Come now, Dr. and Miss Manette. Let us return home to London.
The trial of Charles Darnay
I know it seems bad, but I believe the jury is in your favor.
The marquis runs over the child with his carriage
You dogs! I would ride over any of you very willingly, and exterminate you from the Earth!
This scene is the one that influenced the whole plot, and is the first major event of the text. Mr. Lorry had received a message that Dr. Manette had been "recalled to life", so he met up with the Doctor's daughter Lucie to inform her. Together, they went to Paris to retrieve Dr. Manette and return him to London. He had been in the Bastille and escape when it was stormed, and had gone to stay with Monsieur Defarge. Lucie and Lorry find him in the Defarges' attic and bring him back home.
Darnay asks Dr. Manette if he can marry Lucie and they get married
Charles Darnay is an aristocrat who left France and moved to England, and was then tried as a traitor. He had met the Manettes on the ship to England, and had befriended them. They go to the trial and testify as witnesses, as does a spy. Using the knowledge of the spy's identity, Darnay's defense is able to convince the jury that the spy was confused with what he saw by pointing out the startling similarity between Darnay and the lawyer Sydney Carton. This scene introduced both of these incredibly important characters, and points out the crucial resemblance between the two which plays a significant point later on.
Charles Darnay's final trial
Charles Darnay is sentenced to death!
After a lavish party, the marquis gets in his carriage and leaves the estate with haste. He drives into town and in his rush, he runs over and kills a small child. The crowd is outraged and the child's father is devastated, yet the marquis yells at and scolds them all. He tells them how worthless they are to him, and that he would gladly run over any of them. Monsieur Defarge comes over to console the father, and the marquis throws them a coin for their trouble. This scene is an important trigger and later even leads to the marquis' death. It provides the reader with a direct example of the crimes of the aristocracy, and gives reason to why the peasants hate them.

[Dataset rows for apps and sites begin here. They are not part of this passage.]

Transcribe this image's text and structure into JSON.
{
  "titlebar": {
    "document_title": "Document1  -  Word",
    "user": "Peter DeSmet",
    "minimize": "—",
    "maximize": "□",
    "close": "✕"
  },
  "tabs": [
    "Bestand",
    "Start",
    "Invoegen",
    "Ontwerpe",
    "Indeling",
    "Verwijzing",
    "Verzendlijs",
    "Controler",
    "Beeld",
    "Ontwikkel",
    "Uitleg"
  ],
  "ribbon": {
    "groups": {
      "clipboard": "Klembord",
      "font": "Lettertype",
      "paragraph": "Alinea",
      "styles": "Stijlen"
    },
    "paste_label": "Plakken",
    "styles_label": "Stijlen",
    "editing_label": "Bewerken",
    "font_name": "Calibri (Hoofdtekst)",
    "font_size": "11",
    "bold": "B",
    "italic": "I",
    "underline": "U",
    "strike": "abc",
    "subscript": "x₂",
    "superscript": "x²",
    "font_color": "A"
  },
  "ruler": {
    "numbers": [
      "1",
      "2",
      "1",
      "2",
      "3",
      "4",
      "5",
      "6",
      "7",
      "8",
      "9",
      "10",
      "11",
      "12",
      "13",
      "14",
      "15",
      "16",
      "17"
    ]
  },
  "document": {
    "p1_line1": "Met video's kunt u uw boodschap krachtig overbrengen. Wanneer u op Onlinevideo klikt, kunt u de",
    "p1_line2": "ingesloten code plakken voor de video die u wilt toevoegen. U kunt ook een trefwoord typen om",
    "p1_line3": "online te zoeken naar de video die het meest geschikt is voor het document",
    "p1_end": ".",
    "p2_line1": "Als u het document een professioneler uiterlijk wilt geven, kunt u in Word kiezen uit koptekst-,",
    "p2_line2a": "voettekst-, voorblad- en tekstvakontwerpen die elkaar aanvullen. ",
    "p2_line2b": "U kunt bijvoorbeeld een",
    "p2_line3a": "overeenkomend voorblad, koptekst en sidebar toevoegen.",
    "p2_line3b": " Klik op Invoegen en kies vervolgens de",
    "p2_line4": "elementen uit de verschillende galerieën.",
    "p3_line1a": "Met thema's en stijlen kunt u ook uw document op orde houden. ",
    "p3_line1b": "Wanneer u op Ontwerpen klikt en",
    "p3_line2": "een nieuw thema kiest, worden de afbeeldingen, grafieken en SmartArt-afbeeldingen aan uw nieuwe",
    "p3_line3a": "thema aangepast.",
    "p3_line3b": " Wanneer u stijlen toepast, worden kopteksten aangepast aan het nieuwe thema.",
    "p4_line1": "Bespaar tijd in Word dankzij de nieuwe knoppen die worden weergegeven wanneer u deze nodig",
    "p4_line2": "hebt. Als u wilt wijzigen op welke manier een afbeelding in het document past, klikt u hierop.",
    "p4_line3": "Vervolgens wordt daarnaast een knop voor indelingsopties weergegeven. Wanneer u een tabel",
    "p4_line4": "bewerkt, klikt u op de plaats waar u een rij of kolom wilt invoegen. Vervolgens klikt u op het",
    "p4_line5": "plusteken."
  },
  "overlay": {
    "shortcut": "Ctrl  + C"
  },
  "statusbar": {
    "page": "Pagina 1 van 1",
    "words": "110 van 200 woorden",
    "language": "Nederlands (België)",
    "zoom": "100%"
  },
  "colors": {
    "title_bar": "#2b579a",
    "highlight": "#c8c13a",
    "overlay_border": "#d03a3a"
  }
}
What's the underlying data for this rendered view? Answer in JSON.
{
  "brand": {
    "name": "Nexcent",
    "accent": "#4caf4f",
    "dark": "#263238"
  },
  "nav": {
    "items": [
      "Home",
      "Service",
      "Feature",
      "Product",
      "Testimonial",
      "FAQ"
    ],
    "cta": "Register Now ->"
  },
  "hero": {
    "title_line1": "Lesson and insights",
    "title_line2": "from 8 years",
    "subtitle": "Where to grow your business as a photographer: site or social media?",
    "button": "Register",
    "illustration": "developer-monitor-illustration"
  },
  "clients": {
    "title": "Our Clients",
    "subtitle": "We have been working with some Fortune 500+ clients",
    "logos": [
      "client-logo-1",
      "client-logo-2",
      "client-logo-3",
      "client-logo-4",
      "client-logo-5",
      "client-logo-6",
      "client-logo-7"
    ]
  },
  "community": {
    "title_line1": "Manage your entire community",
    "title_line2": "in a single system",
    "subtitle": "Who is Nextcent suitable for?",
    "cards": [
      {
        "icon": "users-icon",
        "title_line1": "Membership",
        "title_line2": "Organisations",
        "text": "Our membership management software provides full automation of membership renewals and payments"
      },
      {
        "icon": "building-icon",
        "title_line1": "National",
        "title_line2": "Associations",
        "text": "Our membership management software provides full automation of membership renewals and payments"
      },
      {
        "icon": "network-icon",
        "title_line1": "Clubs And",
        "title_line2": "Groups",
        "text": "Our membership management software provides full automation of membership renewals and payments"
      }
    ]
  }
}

The death of Sydney Carton
After Charles Darnay's trial is successful, he, Mr. Lorry, Sydney Carton, and occasionally Mr. Stryver frequently visit the Manettes. Over the time that they get to know each other, Darnay and two of the other men realize they have feelings for Lucie. Darnay goes to Dr. Manette one day and asks for Lucie's hand in marriage, and Dr. Manette agrees as long as Lucie also loves Darnay in return. Darnay then admits that his last name is not truly Darnay, and prepares to disclose his true name to Dr. Manette. (Continued on doc)
Please sir, may I marry her?
Only if she loves you in return.
Once Charles Darnay returns to France, he is recognized as an aristocrat and gets arrested. Dr. Manette, Lucie, and her daughter hurry to France as soon as they notice Darnay has left, and Dr. Manette sets to work on defending Darnay. The trial goes well and Darnay is released, until a letter Dr. Manette had written years ago is found. In it, he describes crimes committed by Darnay's father and uncle, the marquis, and condemns the entire Evremonde family line. With the letter as evidence, the court sentences Darnay to death within twenty four hours. This scene serves as the climax of the novel and again, is life changing to all of the main characters.
Even though years have passed, Sydney Carton is still in love with Lucie and proves that he would still die for someone she loved. Having also come to France, Carton recognized a spy who was currently working at the prison Darnay was being kept at. He threatens to reveal the spy's identity, and convinces him to give him an opportunity to see Darnay in prison. Once Darnay's fate is decided, Carton takes advantage of his deal with the spy and goes to Darnay's cell. There, the two switch clothes and Carton drugs Darnay, taking his place in the prison. The next day, Darnay is on his way home safely to England and Carton is off to the foot of the Guillotine. (rest on doc)
It is a far, far better thing that I do, that I have ever done; it is a far, far better rest that I go to, than I have ever known.